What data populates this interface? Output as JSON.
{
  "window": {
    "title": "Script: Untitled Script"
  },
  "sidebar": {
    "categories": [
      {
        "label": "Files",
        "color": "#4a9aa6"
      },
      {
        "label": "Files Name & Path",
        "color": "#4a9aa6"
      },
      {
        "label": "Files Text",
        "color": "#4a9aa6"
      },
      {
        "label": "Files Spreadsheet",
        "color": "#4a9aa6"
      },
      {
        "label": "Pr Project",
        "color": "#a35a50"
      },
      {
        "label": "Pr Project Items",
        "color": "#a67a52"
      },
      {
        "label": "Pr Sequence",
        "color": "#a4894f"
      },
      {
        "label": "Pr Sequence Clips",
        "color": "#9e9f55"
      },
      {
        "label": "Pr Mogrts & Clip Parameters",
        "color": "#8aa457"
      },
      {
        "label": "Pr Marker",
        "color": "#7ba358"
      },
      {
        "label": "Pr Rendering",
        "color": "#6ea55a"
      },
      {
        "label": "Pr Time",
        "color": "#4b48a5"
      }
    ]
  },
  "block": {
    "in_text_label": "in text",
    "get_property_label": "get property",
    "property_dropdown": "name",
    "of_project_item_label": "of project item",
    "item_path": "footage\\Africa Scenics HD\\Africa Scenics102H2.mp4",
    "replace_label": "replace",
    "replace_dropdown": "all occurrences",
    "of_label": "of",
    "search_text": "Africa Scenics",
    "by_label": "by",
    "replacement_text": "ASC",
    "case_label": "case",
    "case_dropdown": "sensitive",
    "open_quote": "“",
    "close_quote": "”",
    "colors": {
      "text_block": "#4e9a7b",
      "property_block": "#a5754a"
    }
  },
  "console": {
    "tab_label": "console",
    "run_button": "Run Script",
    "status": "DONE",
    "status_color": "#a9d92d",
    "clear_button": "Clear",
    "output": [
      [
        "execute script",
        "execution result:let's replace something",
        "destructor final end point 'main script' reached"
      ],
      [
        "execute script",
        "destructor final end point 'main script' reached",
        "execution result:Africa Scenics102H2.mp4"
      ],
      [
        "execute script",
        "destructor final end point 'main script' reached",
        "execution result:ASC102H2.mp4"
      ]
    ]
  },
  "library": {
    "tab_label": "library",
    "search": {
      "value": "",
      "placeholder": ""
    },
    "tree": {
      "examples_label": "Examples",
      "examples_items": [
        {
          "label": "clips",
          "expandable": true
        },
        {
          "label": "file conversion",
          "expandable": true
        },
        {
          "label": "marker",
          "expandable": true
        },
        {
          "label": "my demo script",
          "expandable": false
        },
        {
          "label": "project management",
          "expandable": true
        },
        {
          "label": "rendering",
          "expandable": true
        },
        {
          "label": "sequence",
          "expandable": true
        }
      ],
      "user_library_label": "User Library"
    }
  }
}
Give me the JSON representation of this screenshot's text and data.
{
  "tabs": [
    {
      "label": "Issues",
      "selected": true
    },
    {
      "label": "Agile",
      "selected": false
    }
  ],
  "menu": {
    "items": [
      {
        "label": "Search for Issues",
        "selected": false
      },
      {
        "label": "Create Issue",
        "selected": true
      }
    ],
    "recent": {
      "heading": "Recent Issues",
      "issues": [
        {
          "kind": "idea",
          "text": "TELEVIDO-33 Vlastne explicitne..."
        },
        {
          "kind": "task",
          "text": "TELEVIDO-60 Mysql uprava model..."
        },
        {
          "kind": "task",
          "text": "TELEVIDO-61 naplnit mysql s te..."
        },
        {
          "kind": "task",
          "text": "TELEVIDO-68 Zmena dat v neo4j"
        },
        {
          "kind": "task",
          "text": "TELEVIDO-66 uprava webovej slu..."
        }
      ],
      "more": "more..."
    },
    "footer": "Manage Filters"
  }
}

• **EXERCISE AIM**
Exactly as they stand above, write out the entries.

• **COMPLETED TASK**
What data populates this interface? Output as JSON.
{
  "window": {
    "title": "Script: Untitled Script"
  },
  "sidebar": {
    "categories": [
      {
        "label": "Files",
        "color": "#4a9aa6"
      },
      {
        "label": "Files Name & Path",
        "color": "#4a9aa6"
      },
      {
        "label": "Files Text",
        "color": "#4a9aa6"
      },
      {
        "label": "Files Spreadsheet",
        "color": "#4a9aa6"
      },
      {
        "label": "Pr Project",
        "color": "#a35a50"
      },
      {
        "label": "Pr Project Items",
        "color": "#a67a52"
      },
      {
        "label": "Pr Sequence",
        "color": "#a4894f"
      },
      {
        "label": "Pr Sequence Clips",
        "color": "#9e9f55"
      },
      {
        "label": "Pr Mogrts & Clip Parameters",
        "color": "#8aa457"
      },
      {
        "label": "Pr Marker",
        "color": "#7ba358"
      },
      {
        "label": "Pr Rendering",
        "color": "#6ea55a"
      },
      {
        "label": "Pr Time",
        "color": "#4b48a5"
      }
    ]
  },
  "block": {
    "in_text_label": "in text",
    "get_property_label": "get property",
    "property_dropdown": "name",
    "of_project_item_label": "of project item",
    "item_path": "footage\\Africa Scenics HD\\Africa Scenics102H2.mp4",
    "replace_label": "replace",
    "replace_dropdown": "all occurrences",
    "of_label": "of",
    "search_text": "Africa Scenics",
    "by_label": "by",
    "replacement_text": "ASC",
    "case_label": "case",
    "case_dropdown": "sensitive",
    "open_quote": "“",
    "close_quote": "”",
    "colors": {
      "text_block": "#4e9a7b",
      "property_block": "#a5754a"
    }
  },
  "console": {
    "tab_label": "console",
    "run_button": "Run Script",
    "status": "DONE",
    "status_color": "#a9d92d",
    "clear_button": "Clear",
    "output": [
      [
        "execute script",
        "execution result:let's replace something",
        "destructor final end point 'main script' reached"
      ],
      [
        "execute script",
        "destructor final end point 'main script' reached",
        "execution result:Africa Scenics102H2.mp4"
      ],
      [
        "execute script",
        "destructor final end point 'main script' reached",
        "execution result:ASC102H2.mp4"
      ]
    ]
  },
  "library": {
    "tab_label": "library",
    "search": {
      "value": "",
      "placeholder": ""
    },
    "tree": {
      "examples_label": "Examples",
      "examples_items": [
        {
          "label": "clips",
          "expandable": true
        },
        {
          "label": "file conversion",
          "expandable": true
        },
        {
          "label": "marker",
          "expandable": true
        },
        {
          "label": "my demo script",
          "expandable": false
        },
        {
          "label": "project management",
          "expandable": true
        },
        {
          "label": "rendering",
          "expandable": true
        },
        {
          "label": "sequence",
          "expandable": true
        }
      ],
      "user_library_label": "User Library"
    }
  }
}
Give me the JSON representation of this screenshot's text and data.
{
  "tabs": [
    {
      "label": "Issues",
      "selected": true
    },
    {
      "label": "Agile",
      "selected": false
    }
  ],
  "menu": {
    "items": [
      {
        "label": "Search for Issues",
        "selected": false
      },
      {
        "label": "Create Issue",
        "selected": true
      }
    ],
    "recent": {
      "heading": "Recent Issues",
      "issues": [
        {
          "kind": "idea",
          "text": "TELEVIDO-33 Vlastne explicitne..."
        },
        {
          "kind": "task",
          "text": "TELEVIDO-60 Mysql uprava model..."
        },
        {
          "kind": "task",
          "text": "TELEVIDO-61 naplnit mysql s te..."
        },
        {
          "kind": "task",
          "text": "TELEVIDO-68 Zmena dat v neo4j"
        },
        {
          "kind": "task",
          "text": "TELEVIDO-66 uprava webovej slu..."
        }
      ],
      "more": "more..."
    },
    "footer": "Manage Filters"
  }
}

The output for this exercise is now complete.